As for the two remnants left over from their otherworldly journeys, the book, its usefulness to Blair ended, had been returned to the evidence lock-up at the station. He knew all he needed from it. Most of the knowledge he needed was, as Jim's spirit guide had told him, internal, not book-learned. And the tablet, well, Jim himself had boxed that up late last night, dropping it off at the post office that morning, sending it back to the museum Blair had borrowed it from. Blair hadn't protested -- he'd seen all he wanted of ancient books and tablets for awhile.
Blair yawned, raising one hand from beneath the blanket to cover his mouth, then rub his eyes.
"Still tired?" Jim asked softly.
"Yeah. You would think I wouldn't be considering how much I slept yesterday, but..." He shrugged, yawning again, slouching sideways to rest against Jim.
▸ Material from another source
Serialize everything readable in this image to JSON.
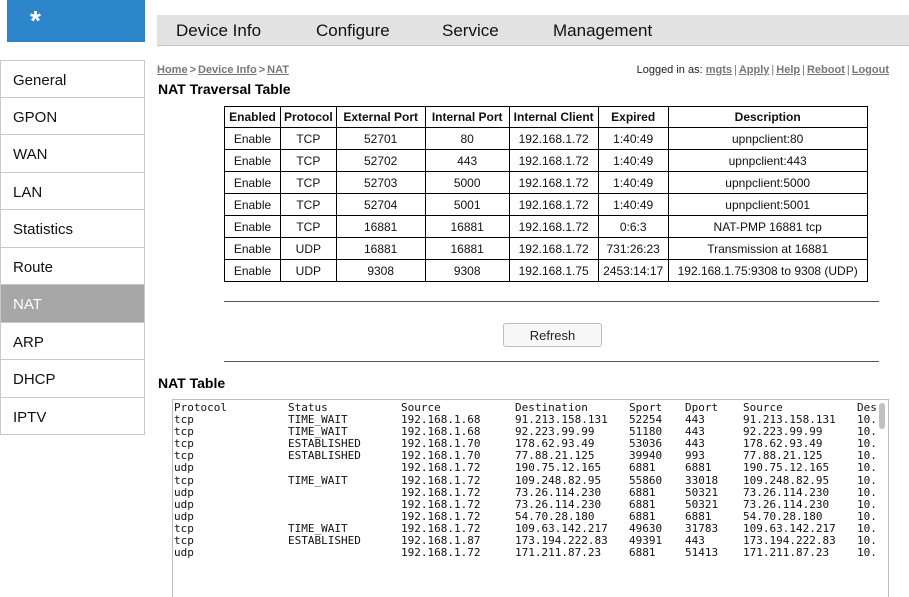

Jim shifted his arm to lay along the back of the couch, his hand pulling Blair closer to him. "Well, weren't you the one who said he could sleep for a month?"
Resting his head on Jim's shoulder, Blair batted one hand on Jim's chest. "I was joking. I didn't expect it to be true!" Rumbling laughter echoed under his ear.
"Go to sleep, Chief. I'll probably be joining you in a bit anyway. I think we're due for some rest."
"Hmm..." He shifted a bit closer, turning to get more comfortable. Jim's other arm reached across him, anchoring him firmly so he wouldn't slide away as he slept.
In minutes, the only sound in the apartment was the soft, deep breathing of the two sleepers. Neither moved or reacted when the shaman stepped out of the shadows and moved to stand in front of the couch, watching them.
He waved a hand above their heads, just barely touching them, blessing them.
"And so, balance is restored."
Time blinked and the shaman vanished, shimmering out of view.
Jim stirred, blinking sleepily around the room, then shook his head. "Must be imagining things." Closing his eyes again, the sentinel drifted back to sleep, his shaman safe at his side.
Any other plans destiny had in mind for them could wait until another day.
- The End -